Caregiver Connections
Adapted from WebMD:
Dementia is a condition of mental decline that causes progressive memory impairment and problems with learning, judgement, communication and quality of life. Alzheimer's disease is the most common form of dementia, accounting for 60%-80% of all cases. Alzheimer's disease causes a decline in mental function and personality changes, which may include agitation, depressions and hallucinations.
While there is no cure for Alzheimer's disease and no proven treatment to slow its progressions, there are a number of medicines available that may help improve the mental function of people with Alzheimer's disease. If these drugs are given early enough in the course of the disease, they may enable people to carry out daily activitites and prolong the time they can be managed at home. There are also medicines to help manage troubling symptoms of Alzheimer's disease, including depression and behavioral problems such as agitation and aggression.
Planning and medical/social management can help ease the burden on patients and family members. Exercise, good nutrition, activities and social interaction are important. A calm, structured environment may be helpful.
Your doctor will determine the best treatment for the patient based on various factors, including the patient's age, overall health and medical history. Other factors are the extent of the disease, the patient's tolerance for specific medicines and therapies, and the opinion or preference of the patient and caregiver.
ARICEPT, a cholinesterase inhibitor, is the most widely used drug for Alzheimer's disease. In Alzheimer's disease there is a deficiency in acetylcholine, a chemical used for memory and other mental functions, in some areas of the brain. Aricept slows down the breakdown of acetylcholine. In some patients it can improve memory and daily living.
EXELON and RAZADYNE (formerly Reminyl) are newer drugs that also work by inhibiting the breakdown of acetylcholine. They are most effective when given in the earlier stages of the disease.
Side effects for Aricept, Exelon and Razadyne are generally mild and may include diarrhea, nausea, fatigue, insomnia and weight loss. Other cholinesterase inhibitors, such as Donepezil, Rivastigmine and Galantamine, may result in slowing the heart rate so that the body may not have enough oxygenated blood to function properly.
Research at the Veteran Affairs Healthcare System in Boston, Massachusetts found that use of other cholinesterase inhibitors such as Donepezil, Rivastigmine and Galantamine may result in brachycardia - lowering of the heart rate to less than 60 beats per minute.
A slower than normal heart rate means that the body may not have enough oxygenated blood to function properly, which may require the use of a pacemaker. Care plans of elders with dementia treated with cholinesterase inhibitors should include regular, thorough heart check-ups.

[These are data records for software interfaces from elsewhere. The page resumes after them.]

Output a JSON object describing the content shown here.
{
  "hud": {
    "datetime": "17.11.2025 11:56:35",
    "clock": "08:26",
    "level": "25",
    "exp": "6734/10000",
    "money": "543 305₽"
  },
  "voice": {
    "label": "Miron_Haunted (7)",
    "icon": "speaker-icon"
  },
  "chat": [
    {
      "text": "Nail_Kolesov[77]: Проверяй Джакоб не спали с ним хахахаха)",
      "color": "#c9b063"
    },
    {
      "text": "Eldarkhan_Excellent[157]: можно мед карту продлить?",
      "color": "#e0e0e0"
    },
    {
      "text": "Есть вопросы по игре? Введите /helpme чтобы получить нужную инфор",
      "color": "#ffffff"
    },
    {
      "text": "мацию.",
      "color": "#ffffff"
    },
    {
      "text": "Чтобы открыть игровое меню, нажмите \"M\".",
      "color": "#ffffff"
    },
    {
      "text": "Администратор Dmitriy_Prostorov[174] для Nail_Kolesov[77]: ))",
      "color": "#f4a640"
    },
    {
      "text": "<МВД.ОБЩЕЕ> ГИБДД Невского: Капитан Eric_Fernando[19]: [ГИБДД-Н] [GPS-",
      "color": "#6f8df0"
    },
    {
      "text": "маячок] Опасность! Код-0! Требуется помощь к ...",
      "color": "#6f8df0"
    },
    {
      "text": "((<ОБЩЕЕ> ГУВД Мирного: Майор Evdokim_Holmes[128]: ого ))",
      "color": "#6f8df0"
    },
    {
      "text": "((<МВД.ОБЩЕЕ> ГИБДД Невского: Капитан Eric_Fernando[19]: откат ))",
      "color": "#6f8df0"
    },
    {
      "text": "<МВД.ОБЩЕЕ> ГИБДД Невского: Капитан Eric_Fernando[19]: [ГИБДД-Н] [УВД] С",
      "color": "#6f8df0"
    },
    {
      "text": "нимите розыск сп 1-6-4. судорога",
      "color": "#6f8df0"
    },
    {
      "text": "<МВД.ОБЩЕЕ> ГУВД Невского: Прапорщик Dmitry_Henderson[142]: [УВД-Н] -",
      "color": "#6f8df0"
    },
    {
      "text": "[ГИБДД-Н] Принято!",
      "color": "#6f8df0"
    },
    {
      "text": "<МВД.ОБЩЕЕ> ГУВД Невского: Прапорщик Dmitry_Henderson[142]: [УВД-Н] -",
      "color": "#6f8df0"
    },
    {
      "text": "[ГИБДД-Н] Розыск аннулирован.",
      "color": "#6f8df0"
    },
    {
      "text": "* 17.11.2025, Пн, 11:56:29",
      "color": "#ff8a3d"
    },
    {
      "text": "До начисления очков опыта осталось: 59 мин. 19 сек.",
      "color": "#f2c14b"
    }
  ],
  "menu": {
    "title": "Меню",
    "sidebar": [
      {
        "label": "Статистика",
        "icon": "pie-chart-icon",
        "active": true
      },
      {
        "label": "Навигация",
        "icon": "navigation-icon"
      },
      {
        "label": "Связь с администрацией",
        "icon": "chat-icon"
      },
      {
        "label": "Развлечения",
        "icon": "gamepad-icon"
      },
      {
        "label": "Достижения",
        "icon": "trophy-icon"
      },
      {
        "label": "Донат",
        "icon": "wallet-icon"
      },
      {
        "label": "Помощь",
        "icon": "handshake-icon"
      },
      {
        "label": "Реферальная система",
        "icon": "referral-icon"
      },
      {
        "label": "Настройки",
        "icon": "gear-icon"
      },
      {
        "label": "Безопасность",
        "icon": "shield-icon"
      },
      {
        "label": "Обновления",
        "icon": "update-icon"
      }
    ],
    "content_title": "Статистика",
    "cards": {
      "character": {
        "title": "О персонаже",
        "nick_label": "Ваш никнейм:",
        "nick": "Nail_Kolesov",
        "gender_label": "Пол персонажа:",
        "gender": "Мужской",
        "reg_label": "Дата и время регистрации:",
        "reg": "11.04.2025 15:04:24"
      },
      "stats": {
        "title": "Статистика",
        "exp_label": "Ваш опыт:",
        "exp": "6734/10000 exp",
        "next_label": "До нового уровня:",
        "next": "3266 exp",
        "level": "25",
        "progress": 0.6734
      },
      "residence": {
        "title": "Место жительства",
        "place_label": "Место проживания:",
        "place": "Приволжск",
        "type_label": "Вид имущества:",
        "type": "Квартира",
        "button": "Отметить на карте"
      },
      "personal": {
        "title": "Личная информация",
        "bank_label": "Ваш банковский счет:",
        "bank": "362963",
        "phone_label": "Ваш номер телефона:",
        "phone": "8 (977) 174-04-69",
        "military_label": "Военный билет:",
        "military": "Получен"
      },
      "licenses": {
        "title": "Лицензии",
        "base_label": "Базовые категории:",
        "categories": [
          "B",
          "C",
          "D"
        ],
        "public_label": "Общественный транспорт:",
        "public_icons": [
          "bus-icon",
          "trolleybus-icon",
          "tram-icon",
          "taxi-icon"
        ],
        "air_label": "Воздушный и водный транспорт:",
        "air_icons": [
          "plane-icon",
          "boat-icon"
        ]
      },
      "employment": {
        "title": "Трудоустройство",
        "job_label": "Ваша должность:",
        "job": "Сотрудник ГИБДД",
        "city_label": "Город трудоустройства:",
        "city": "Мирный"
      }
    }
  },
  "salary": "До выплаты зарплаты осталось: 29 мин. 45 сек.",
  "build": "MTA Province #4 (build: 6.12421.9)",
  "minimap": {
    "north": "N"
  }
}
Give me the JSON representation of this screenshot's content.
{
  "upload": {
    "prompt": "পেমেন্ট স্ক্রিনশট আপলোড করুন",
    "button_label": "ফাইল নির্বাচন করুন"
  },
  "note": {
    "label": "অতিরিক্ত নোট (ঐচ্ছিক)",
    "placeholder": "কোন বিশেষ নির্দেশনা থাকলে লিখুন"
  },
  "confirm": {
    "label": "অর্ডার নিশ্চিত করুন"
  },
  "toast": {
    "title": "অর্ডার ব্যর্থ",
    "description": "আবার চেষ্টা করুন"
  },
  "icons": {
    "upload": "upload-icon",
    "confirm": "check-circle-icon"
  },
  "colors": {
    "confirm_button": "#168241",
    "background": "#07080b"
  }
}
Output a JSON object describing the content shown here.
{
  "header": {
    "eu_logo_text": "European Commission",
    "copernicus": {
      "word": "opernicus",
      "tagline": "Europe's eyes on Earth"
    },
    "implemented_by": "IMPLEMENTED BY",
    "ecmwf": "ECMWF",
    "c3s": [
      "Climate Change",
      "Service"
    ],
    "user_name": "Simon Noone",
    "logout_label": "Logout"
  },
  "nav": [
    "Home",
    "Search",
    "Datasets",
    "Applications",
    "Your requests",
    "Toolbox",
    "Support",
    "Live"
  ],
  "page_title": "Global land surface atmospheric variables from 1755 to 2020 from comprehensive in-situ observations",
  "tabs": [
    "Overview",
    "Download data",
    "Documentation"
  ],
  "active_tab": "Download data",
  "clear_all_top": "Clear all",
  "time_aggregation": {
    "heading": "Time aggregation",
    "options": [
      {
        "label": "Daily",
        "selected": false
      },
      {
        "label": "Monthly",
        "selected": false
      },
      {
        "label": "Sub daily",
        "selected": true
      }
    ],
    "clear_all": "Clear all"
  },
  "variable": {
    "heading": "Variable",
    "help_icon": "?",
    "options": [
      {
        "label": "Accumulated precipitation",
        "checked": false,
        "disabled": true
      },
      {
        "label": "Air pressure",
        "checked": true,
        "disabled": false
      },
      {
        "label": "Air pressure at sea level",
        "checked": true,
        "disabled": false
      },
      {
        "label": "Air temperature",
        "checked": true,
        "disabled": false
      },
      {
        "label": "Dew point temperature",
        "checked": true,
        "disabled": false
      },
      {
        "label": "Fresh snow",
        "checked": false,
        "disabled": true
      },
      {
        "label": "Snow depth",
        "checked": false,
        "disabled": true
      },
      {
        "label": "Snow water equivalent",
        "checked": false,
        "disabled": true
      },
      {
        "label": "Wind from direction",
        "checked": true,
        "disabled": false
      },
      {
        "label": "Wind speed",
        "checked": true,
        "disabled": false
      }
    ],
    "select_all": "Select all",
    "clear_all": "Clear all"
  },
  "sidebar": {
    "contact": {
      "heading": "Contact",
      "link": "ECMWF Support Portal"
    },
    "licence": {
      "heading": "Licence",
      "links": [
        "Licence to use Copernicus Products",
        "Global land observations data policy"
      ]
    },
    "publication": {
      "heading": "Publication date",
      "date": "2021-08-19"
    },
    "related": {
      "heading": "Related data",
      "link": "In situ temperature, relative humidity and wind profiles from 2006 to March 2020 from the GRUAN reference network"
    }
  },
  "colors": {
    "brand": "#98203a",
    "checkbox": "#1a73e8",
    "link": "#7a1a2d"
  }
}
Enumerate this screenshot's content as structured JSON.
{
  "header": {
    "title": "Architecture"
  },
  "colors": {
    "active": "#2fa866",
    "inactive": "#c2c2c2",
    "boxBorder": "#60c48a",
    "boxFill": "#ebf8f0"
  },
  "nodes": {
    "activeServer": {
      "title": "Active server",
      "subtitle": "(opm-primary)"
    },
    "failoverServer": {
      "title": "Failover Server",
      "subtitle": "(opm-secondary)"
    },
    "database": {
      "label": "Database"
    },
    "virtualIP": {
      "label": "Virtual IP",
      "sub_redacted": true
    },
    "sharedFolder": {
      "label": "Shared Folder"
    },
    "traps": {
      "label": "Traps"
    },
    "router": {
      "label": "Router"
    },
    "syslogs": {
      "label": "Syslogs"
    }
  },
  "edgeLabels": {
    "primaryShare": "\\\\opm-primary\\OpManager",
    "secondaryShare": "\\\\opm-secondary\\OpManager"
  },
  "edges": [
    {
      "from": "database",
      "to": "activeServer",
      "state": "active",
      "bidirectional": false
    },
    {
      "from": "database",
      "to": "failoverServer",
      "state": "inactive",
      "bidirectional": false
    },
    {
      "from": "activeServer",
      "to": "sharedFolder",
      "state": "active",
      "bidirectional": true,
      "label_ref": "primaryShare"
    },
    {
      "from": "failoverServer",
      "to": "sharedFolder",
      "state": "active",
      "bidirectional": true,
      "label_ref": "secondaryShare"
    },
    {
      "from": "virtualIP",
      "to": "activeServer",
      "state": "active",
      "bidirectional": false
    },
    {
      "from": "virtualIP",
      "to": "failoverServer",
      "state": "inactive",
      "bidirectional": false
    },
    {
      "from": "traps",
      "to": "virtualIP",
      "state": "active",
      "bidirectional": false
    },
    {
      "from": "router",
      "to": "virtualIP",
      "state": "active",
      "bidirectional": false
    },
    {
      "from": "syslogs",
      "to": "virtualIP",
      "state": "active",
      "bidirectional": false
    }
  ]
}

   NAMENDA is the first drug to be approved for treatment of moderate to severe Alzheimer's disease. Namenda works by a different mechanism than other Alzheimer's treatments; it is thought to play a protective role by regulating a chemical in the brain called glutamate.
Glutamate plays a role in learning and memory by acting as a "gatekeeper", regulating the amounts of other chemicals in the brain, such as calcium, which is required for information storage.
   Namenda keeps glutamate in check, which can improve the brain's ability to process information and retrieve memories. Namenda may have increased benefit when used with Aricept, Exelon, Razadyne or Cognex. Side effects may include tiredness, dizziness, confusion and headache.
COGNEX, another cholinesterase inhibitor, also slows the breakdown of acetylcholine. Cognex may cause liver damage, so your doctor will need to monitor liver function regularly.
In addition to the medicines already mentioned, the American Academy of Neurology has stated that Vitamin E supplements are likely to delay the time to clinical worsening in patients with Alzheimer's disease.
It is important to know that new research findings are giving reason for hope. Several drugs are now being studied in clinical trials to determine if they can slow the progress of the disease or imporive memory or other symptoms for a period of time.
 An Alzheimer's vaccine is also being studied. However, because of unwanted side effects the initial clinical trial was stopped. Continued studyes are under way to modify the vaccine for improved safety.